JN: I think there’s a self-portrait in every single thing I do. Even if I make a tree or a sex scene, I can play the both of them. This guy [points at a graphite drawing], I know it’s me! The name of that is Ghost. I put a lot of feeling into everything, and I can’t say why it looks like that exactly. But I think contrast is very important in pictures, always. Sometimes it’s very important [that] the contrast is very, very sensitive, and sometimes it’s good that it’s strong.
HT: Your exhibition incorporates minimalist sculptures, animals and nudity, as well as religious iconography, graphite sketches and collage. Would you say that these visual contrasts make your work quite surrealist? Or would you say it’s closer to realism as it comes from your own thinking?
JN: It’s hard for me to say. When I was younger I felt myself a realist, always, but when I look at my old stuff I now see it’s really surrealistic. Then when I was really young, between 18 and 25, I was drawing a lot outside and I felt I was a realist. I never liked the surrealistic idea of art. I love a lot of the surrealistic artists, but for me they are realists sometimes.
HT: Many people seem to employ terms such as outsider art or folk art to describe your work.

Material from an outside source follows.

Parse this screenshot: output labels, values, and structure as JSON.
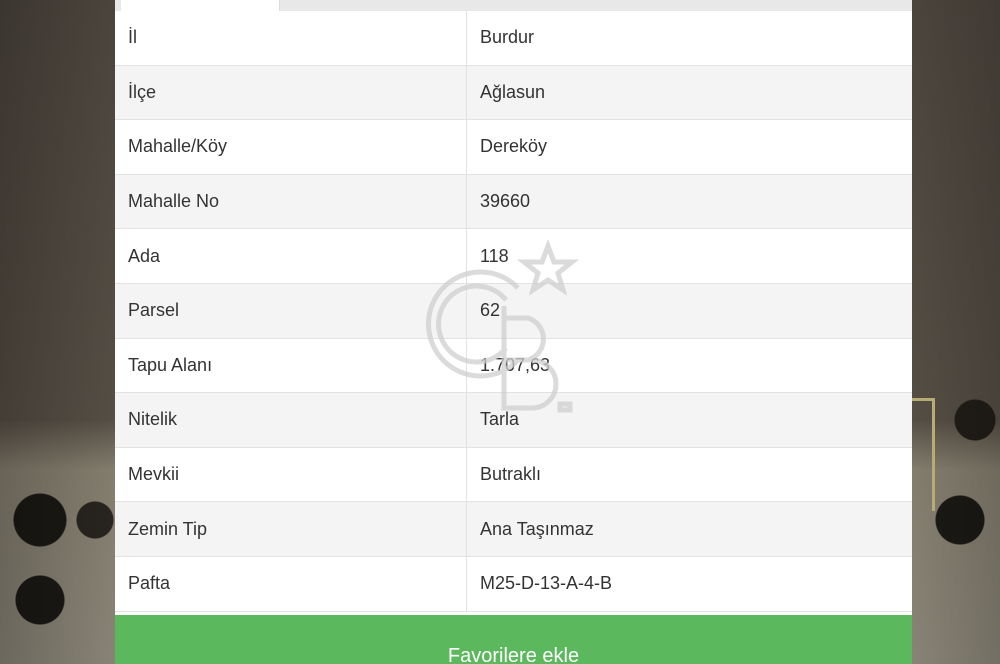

I initially agreed with this view, as I can perceive elements of both Jean Dubuffet and Alfred Wallis in your collages especially, but I can also discern LS Lowry-esque traits, and you couldn’t really call Lowry an outsider artist. I was wondering what you felt about these definitions, because they do seem to be applied fairly regularly?

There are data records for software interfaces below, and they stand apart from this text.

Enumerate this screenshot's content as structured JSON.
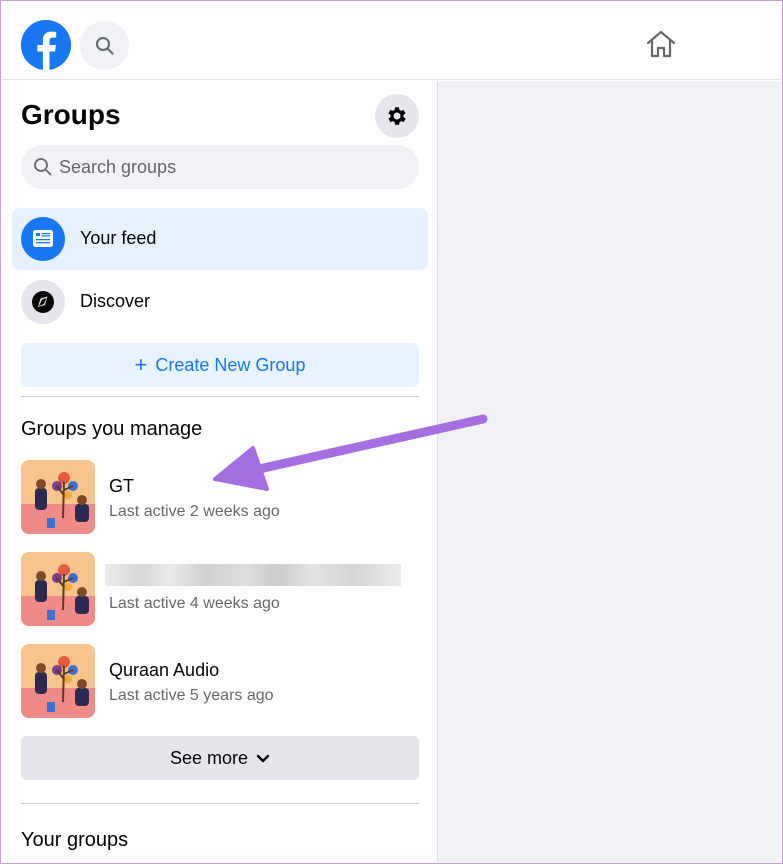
{
  "header": {
    "logo_icon": "facebook-logo-icon",
    "search_icon": "search-icon",
    "home_icon": "home-icon"
  },
  "sidebar": {
    "title": "Groups",
    "settings_icon": "gear-icon",
    "search": {
      "placeholder": "Search groups",
      "value": ""
    },
    "nav": [
      {
        "label": "Your feed",
        "icon": "feed-icon",
        "active": true
      },
      {
        "label": "Discover",
        "icon": "discover-icon",
        "active": false
      }
    ],
    "create_button": {
      "plus": "+",
      "label": "Create New Group"
    },
    "manage_section": {
      "title": "Groups you manage",
      "groups": [
        {
          "name": "GT",
          "last_active": "Last active 2 weeks ago"
        },
        {
          "name": "",
          "last_active": "Last active 4 weeks ago"
        },
        {
          "name": "Quraan Audio",
          "last_active": "Last active 5 years ago"
        }
      ]
    },
    "see_more": {
      "label": "See more",
      "icon": "chevron-down-icon"
    },
    "your_groups_title": "Your groups"
  },
  "colors": {
    "brand": "#1877f2",
    "active_bg": "#e7f0fd",
    "annotation_arrow": "#a66ee0"
  }
}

JN: Good folk art is really, really good art, but there’s a lot of shit, too. It’s the same with modern galleries; modern art can be so boring. So, for me, the border is not so strict.
HT: It seems a lot of your work is a continuous process with no real start or end. It all becomes interlaced: one meets another, which forms another.
JN: For me, it’s always like a chain. What you do next time always depends on what you made last time. So if you make a really dark thing and you hate it, you want to make a light one. If you want to make it big, then you want to make it small next time.
HT: And what will your response to For the Insects and the Hounds be? You seem to have both big and small, dark and light.
JN: Next time it’s going to be a reaction to this. One year ago, I really tried to make a lot of abstract ideas. I tried to find new colours, and everything failed in my mind. I had a good time, but it was just a lot of shit. A lot of the experience from that time is inside this show now. I can see it, so it was not a waste. It was a good time.
This Is What It Is to Be Happy
What is it to be happy in an age where mental health problems are so prevalent? How can communing with nature, externalising the internal – both metaphorically and literally – help with this? This slickly curated three-person show delves deep, lays bare, and offers a very plausible answer to an unanswerable question
John Stezaker: ‘I was trying to create a sort of photographic cubism’
The British artist discusses a series of 1970s collages that launched his career, and which have been brought together for an exhibition in New York
Alexey Titarenko: ‘I wanted to capture my inner perception of the world around me’
An exhibition at the Naiya Alexander Gallery in New York brings together Alexey Titarenko’s photographs from four cities taken over 30 years. Here, he talks about how life in the Soviet Union shaped his work, being jailed by the KGB, and how he found happiness in New York
James Richards: ‘I was really into making an exhibition space where there would be nothing to look at’
The artist, who will be representing Wales in Venice (Cymru yn Fenis) at next year’s biennale, talks about his processes of collaging together digital fragments to create immersive audiovisual installations
Pat Sachs: ‘The small, intimate scale has felt ideally suited for my visual language’
Working on drawings after labouring over collages is like taking a gallop through a vast field, says the artist best known for her tiny, torn-paper explorations of landscapes and architectural forms